Q & A With Dan Lukaczer, ND

Nerve Soother
Q: My father suffers from neuropathy, a complication of his diabetes. I have heard that alpha-lipoic acid is effective in treating this condition. Is that true?

A: Diabetic neuropathy is a frequent complication of diabetes caused by nerve damage from elevated blood glucose levels. Numbness, tingling, and unremitting pain in the feet and legs are the most common symptoms. Alpha-lipoic acid (ALA) is a potent antioxidant that regenerates other antioxidants such as vitamins C and E; it also raises intracellular glutathione levels. Thus far, 15 clinical trials have been completed with ALA in diabetic neuropathy patients using different study designs, treatments, durations, doses, sample sizes, and patient populations. Generally, the results have been positive. There have been improvements of symptoms starting with 600 mg a day of ALA, although oral dosages may have to be as high as 1,800 mg a day to show an effect. A long-term, multicenter trial on oral treatment, called the Nathan I study, is being conducted in North America and Europe to clarify these early findings.

Confused About Yam Cream
Q: Is there really progesterone in those wild yam creams I've considered using for my menopausal symptoms?

A: There is no progesterone in wild yam (Dioscorea spp). Wild yam contains a phytochemical called diosgenin, which can be chemically changed in a laboratory to bioidentical human progesterone.
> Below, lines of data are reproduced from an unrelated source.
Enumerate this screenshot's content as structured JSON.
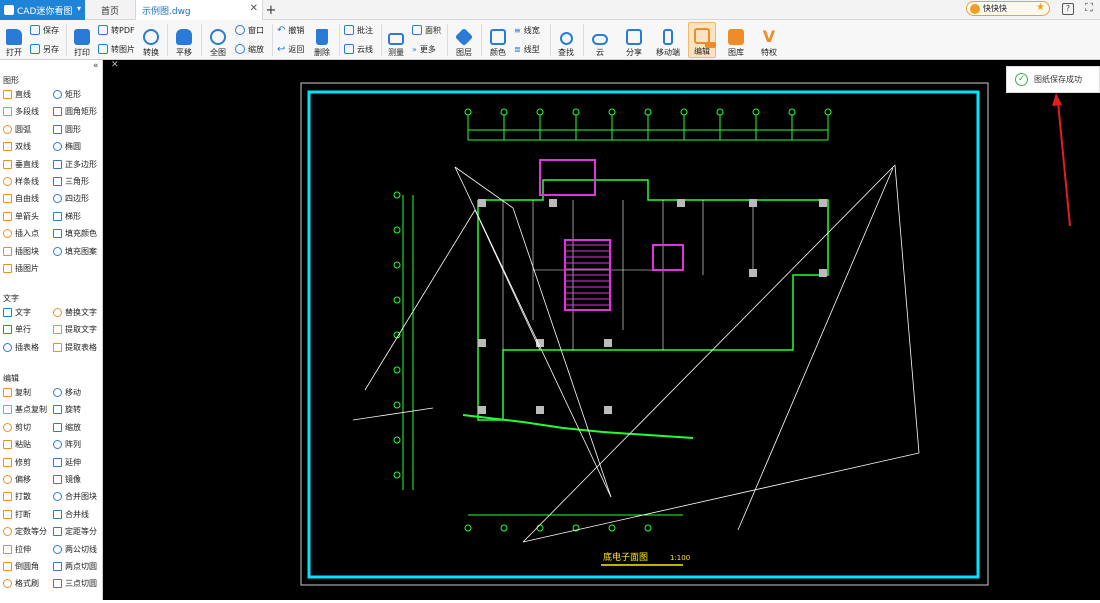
{
  "titlebar": {
    "app_name": "CAD迷你看图",
    "tabs": [
      {
        "label": "首页"
      },
      {
        "label": "示例图.dwg"
      }
    ],
    "add_tab": "+",
    "user_name": "快快快",
    "icons": {
      "help": "?",
      "fullscreen": "⛶"
    }
  },
  "toolbar": {
    "open": "打开",
    "save": "保存",
    "save_as": "另存",
    "print": "打印",
    "to_pdf": "转PDF",
    "to_image": "转图片",
    "convert": "转换",
    "pan": "平移",
    "fit_all": "全图",
    "window": "窗口",
    "zoom": "缩放",
    "undo": "撤销",
    "back": "返回",
    "delete": "删除",
    "annotate": "批注",
    "cloud_line": "云线",
    "measure": "测量",
    "area": "面积",
    "more": "更多",
    "layers": "图层",
    "color": "颜色",
    "line_width": "线宽",
    "line_type": "线型",
    "find": "查找",
    "cloud": "云",
    "share": "分享",
    "mobile": "移动端",
    "edit": "编辑",
    "library": "图库",
    "vip": "特权"
  },
  "sidebar": {
    "sections": [
      {
        "title": "图形",
        "items": [
          "直线",
          "矩形",
          "多段线",
          "圆角矩形",
          "圆弧",
          "圆形",
          "双线",
          "椭圆",
          "垂直线",
          "正多边形",
          "样条线",
          "三角形",
          "自由线",
          "四边形",
          "单箭头",
          "梯形",
          "插入点",
          "填充颜色",
          "插图块",
          "填充图案",
          "插图片"
        ]
      },
      {
        "title": "文字",
        "items": [
          "文字",
          "替换文字",
          "单行",
          "提取文字",
          "插表格",
          "提取表格"
        ]
      },
      {
        "title": "编辑",
        "items": [
          "复制",
          "移动",
          "基点复制",
          "旋转",
          "剪切",
          "缩放",
          "粘贴",
          "阵列",
          "修剪",
          "延伸",
          "偏移",
          "镜像",
          "打散",
          "合并图块",
          "打断",
          "合并线",
          "定数等分",
          "定距等分",
          "拉伸",
          "两公切线",
          "倒圆角",
          "两点切圆",
          "格式刷",
          "三点切圆"
        ]
      }
    ]
  },
  "drawing": {
    "title": "底电子面图",
    "scale": "1:100"
  },
  "toast": {
    "message": "图纸保存成功"
  },
  "colors": {
    "accent": "#1f83d8",
    "canvas": "#000000",
    "frame": "#00e5ff",
    "cad_green": "#22ff33",
    "cad_magenta": "#e033e0",
    "cad_yellow": "#ffea00",
    "arrow": "#e02020"
  }
}
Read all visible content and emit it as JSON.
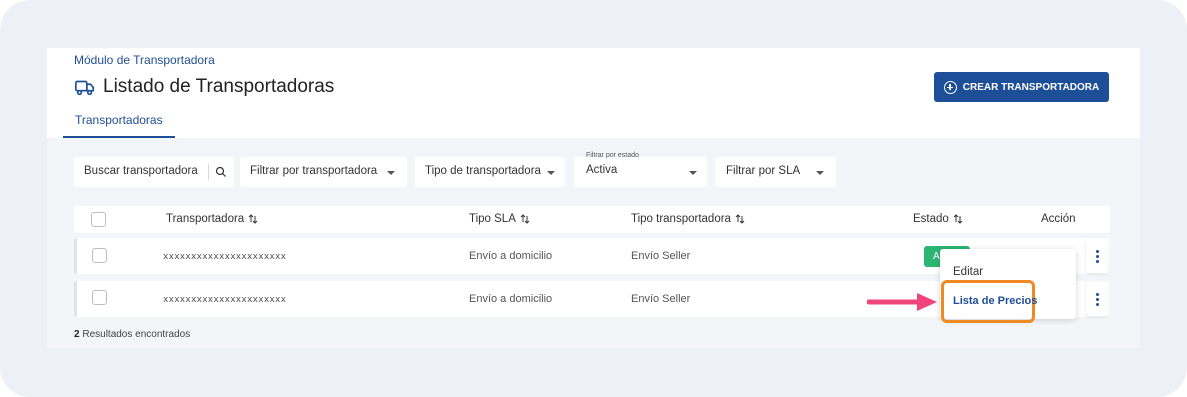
{
  "header": {
    "breadcrumb": "Módulo de Transportadora",
    "title": "Listado de Transportadoras",
    "create_button": "CREAR TRANSPORTADORA",
    "tab": "Transportadoras"
  },
  "filters": {
    "search_placeholder": "Buscar transportadora",
    "by_carrier": "Filtrar por transportadora",
    "carrier_type": "Tipo de transportadora",
    "status_label": "Filtrar por estado",
    "status_value": "Activa",
    "by_sla": "Filtrar por SLA"
  },
  "table": {
    "columns": [
      "Transportadora",
      "Tipo SLA",
      "Tipo transportadora",
      "Estado",
      "Acción"
    ],
    "rows": [
      {
        "name": "xxxxxxxxxxxxxxxxxxxxxx",
        "sla": "Envío a domicilio",
        "type": "Envío Seller",
        "status": "Activa"
      },
      {
        "name": "xxxxxxxxxxxxxxxxxxxxxx",
        "sla": "Envío a domicilio",
        "type": "Envío Seller",
        "status": ""
      }
    ],
    "status_badge_visible": "Ac"
  },
  "action_menu": {
    "items": [
      "Editar",
      "Lista de Precios"
    ]
  },
  "results": {
    "count": "2",
    "label": "Resultados encontrados"
  },
  "colors": {
    "primary": "#1d4f99",
    "active_badge": "#2bb673",
    "highlight": "#f0891f",
    "arrow": "#f0457a"
  }
}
In fact, much of the progesterone used for hormone replacement therapy is formed by this process. However, using wild yam will not deliver progesterone because our bodies do not have the enzyme necessary for that conversion.

Some companies add progesterone to natural yam cream, enabling them to say that they have progesterone in their product. Under FDA guidelines, a cream may add 5 mg or less progesterone per ounce and be sold as a dietary supplement or cosmetic. If it contains more, it must be sold by prescription.

Information over the past 10 years suggests that natural progesterone applied as a cream and absorbed transdermally may help manage hormonal symptoms in women. If a yam cream states it contains progesterone, it does, but probably not enough to make a difference: To reap benefits, 15-40 mg per day is generally recommended—far greater than the amount available in an over-the-counter product.

Plant Foods Improve Arthritis
Q: Can a vegetarian diet help relieve my symptoms of rheumatoid arthritis?

A: Yes. Based on scientific literature, many arthritis sufferers—though I would not say all—benefit considerably from a vegetarian diet. Exactly why diet modification works is not clear, but some rheumatoid arthritis (RA) patients may be allergic to something in their meat diet, so removing meat may improve symptoms. Other research suggests that the switch from meat to plant-food oils helps decrease joint inflammation. A third theory is that certain gut bacteria may be problematic in some people who are susceptible to RA. If these bacteria multiply, they can cause an autoimmune reaction that triggers the body to attack its own joints.

This bacterial theory is supported by a recent Norwegian trial in which 27 RA patients were put on a vegetarian diet for one year, while 26 others were not. Not everyone in the group responded to diet modification, but of those who did, the vegetarian diet significantly decreased their levels of bacterial antibodies—suggesting that the vegetarian gut harbors less of this bacteria. The result: Vegetarians' RA symptoms improved significantly (American Journal of Clinical Nutrition, 1999, vol. 70, suppl.). Given that there don't appear to be any toxic side effects to vegetarianism, a meat-free diet may be a great way to let food be your medicine.

Dan Lukaczer, ND, is director of clinical services at the Functional Medicine Research Center, a division of HealthComm International Inc., in Gig Harbor, Wash.